“Athletics delivers massive audiences on a really infrequent basis,” he says. “Every four years the audiences are bigger than any Olympic sport and as big as you’d get for any sport around the world but the rest of the Olympic cycle it’s really small.
“Track and field is my favourite sport but I spend a lot of time in other sports and athletics is enormously underperforming. It’s seen far too much as a recreational pursuit instead of a business.
“The current era of sports marketing is going to be defined by a whole bunch of sports continuing to grow faster and those who don’t innovate will fall away. If you look at the audiences for the Diamond League in London from 2012 to 2019, they were in sharp decline – and this is in an era when we saw a 22 per cent growth in attendance in sports events in the UK.
“You’ve got to think we’re missing a trick, especially when we had London 2017 which showed athletics in all its beauty and its pomp.”
On the UK Championships, which once again featured disappointing attendances this summer in Manchester, he says: “There are friends and family in the stands and nothing more than that – and that’s a crying shame.
“The quality of the athletics is amazing and arguably better than in the past. But we can’t even get hardcore track and field fans to come and enjoy it let alone the more transient sports fans.
“There is nothing there for them and athletics has to wake up and recognise it needs to compete in that space otherwise it is on a road to irrelevance.”
Balch’s warning is worrying but, overall, he is optimistic. “There continues to be huge appeal for the sport so we’re many, many Olympic cycles away from athletics not being the No.1 Olympic sport by viewing hours.
“The heartland of people having a basic appeal for athletics is true, but the ability to create events that the average sports fan wants to come and watch – we’re a long way away from that.

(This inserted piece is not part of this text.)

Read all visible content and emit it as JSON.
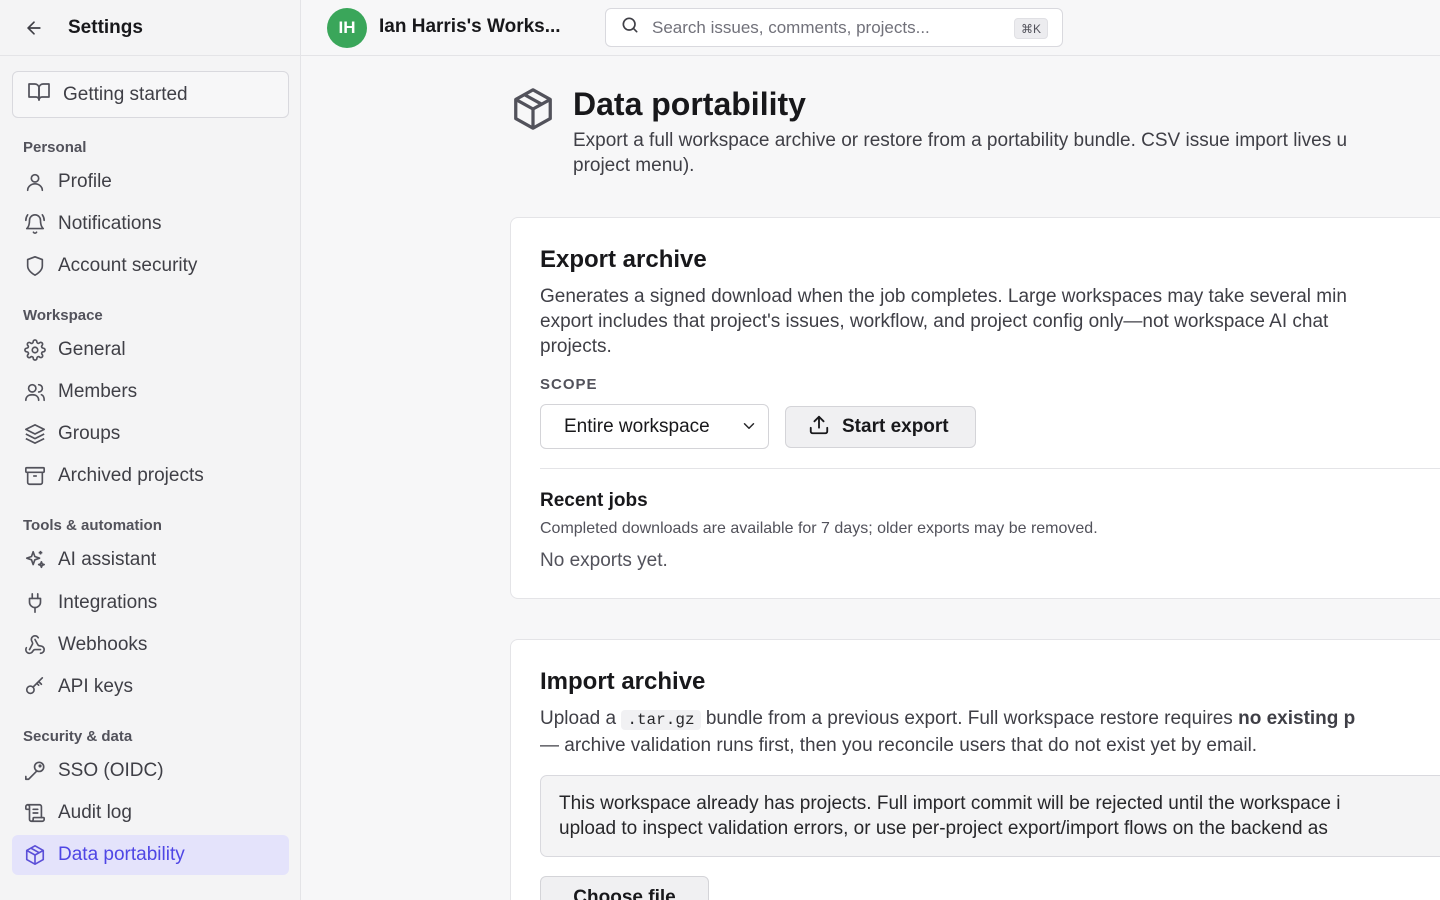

“At Two Circles we want to get to customers quickly and begin to understand what they want.”
» This article first appeared in the September issue of AW magazine